Early in September the former CEO of SAAB, Jan Ake Jonsson was finally charged with giving false testimony during the bankruptcy court case for the collapsed car maker. SAAB had been abandoned by General Motors and Spyker had stepped in with firstly Russian/Ukrainian and then Chinese money to save the company. GM didn’t like either parties and the deal failed taking firstly SAAB and then Spyker into bankruptcy and administration.
Spyker is coming out of administration with a new tie up, described in a recent post about electric car rivals for Tesla, however SAAB is mired in the courts.
Back in 2013 several directors of SAAB were arrested and questioned over suspicions of “grave attempts to complicate tax controls” during 2010 and 2011 according to the Swedish Economic Crime Authority. The suspicions were raised because of overly complicated tax controls with some contracts. SAAB was late paying taxes and salaries during these years which seems to have triggered the investigation.
The CEO was questioned along with the CFO, Karl-Gustav Lindstroem and the General Counsel, Kristina Geers to ascertain what was going on during that period. Spyker had bought the company and was trying to get it functioning again and it appears that there was some cash coming from Antonov, the aircraft builder – SAAB Automobile was formed from an aircraft company itself so this could have been a good relationship. General Motors still held preferential shares in the entity and blocked several attempts to re-fund the company.
Jonsson signed an import and wholesaler agreement in the Ukraine a few weeks before he retired from the company and it is this agreement that is at the centre of the recent charges. Naturally he is defending his decisions and the signed contracts, believing them to be above the law, however it is clear that the Swedish courts feel otherwise. My understanding of the issue is that the courts feel that the agreement was an attempt to reduce the tax liabilities in Sweden by pushing the profits offshore.

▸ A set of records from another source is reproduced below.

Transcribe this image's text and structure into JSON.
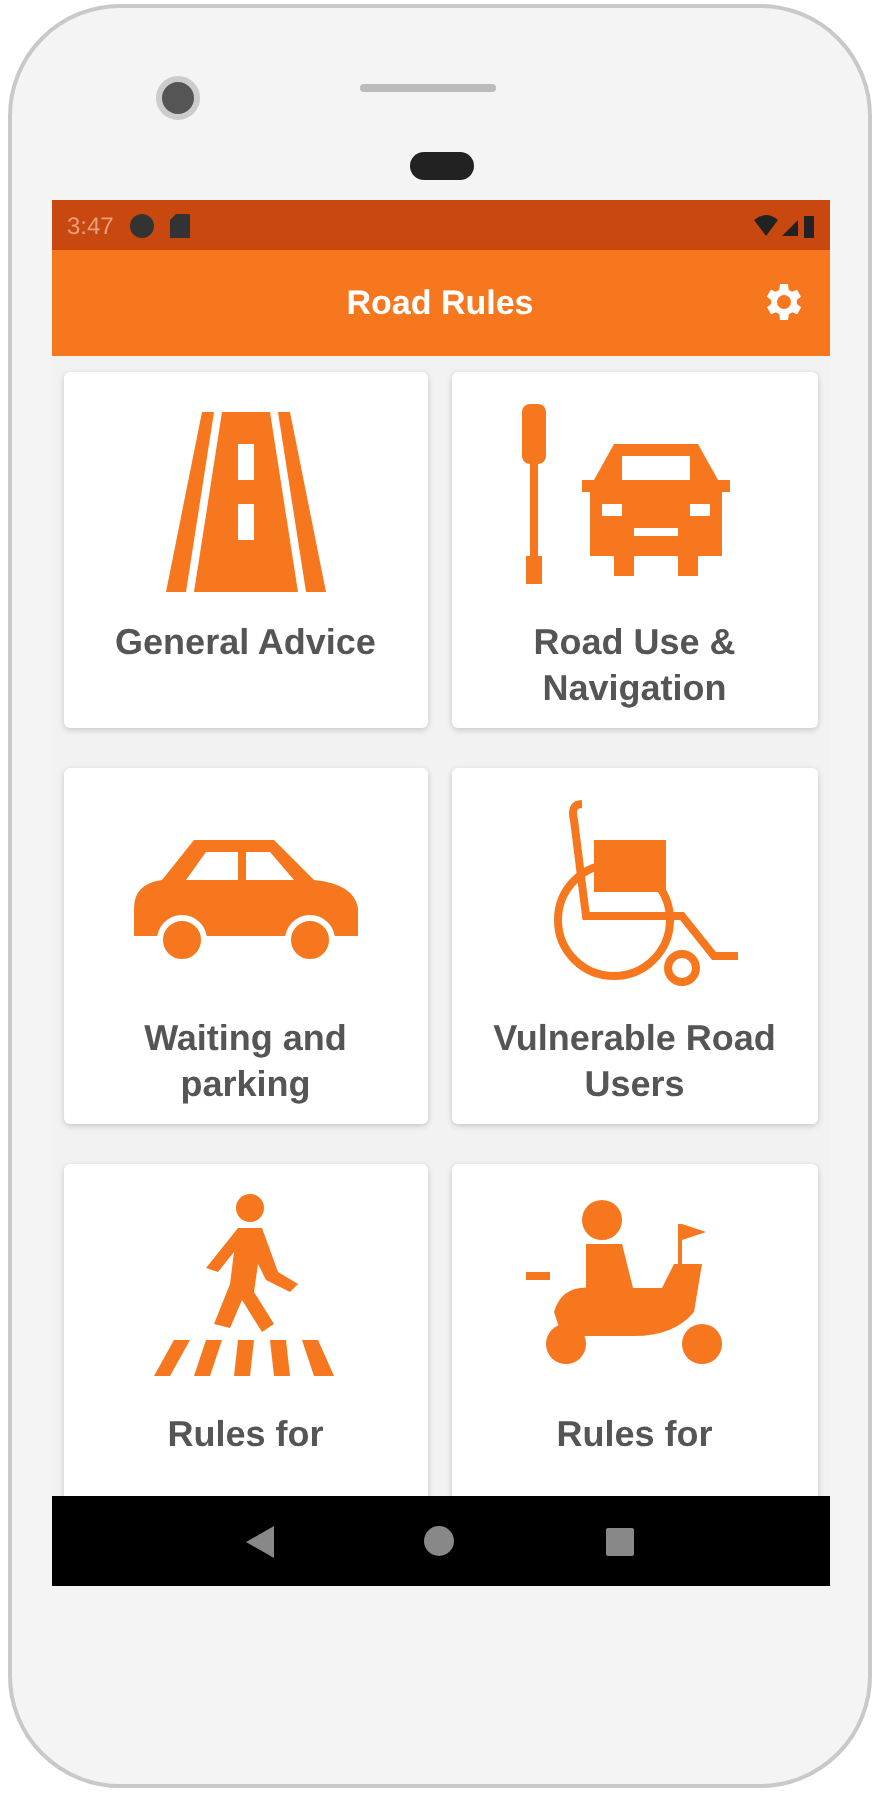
{
  "status_bar": {
    "time": "3:47"
  },
  "app_bar": {
    "title": "Road Rules"
  },
  "tiles": [
    {
      "label": "General Advice"
    },
    {
      "label": "Road Use & Navigation"
    },
    {
      "label": "Waiting and parking"
    },
    {
      "label": "Vulnerable Road Users"
    },
    {
      "label": "Rules for"
    },
    {
      "label": "Rules for"
    }
  ]
}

It seems the CFO and GC have also been charged, so we will now have to wait for the court appearances to see what transpires. These kinds of cases are quite hard to assess as the financial structures of contracts can be difficult to unpick or they are open to different interpretations.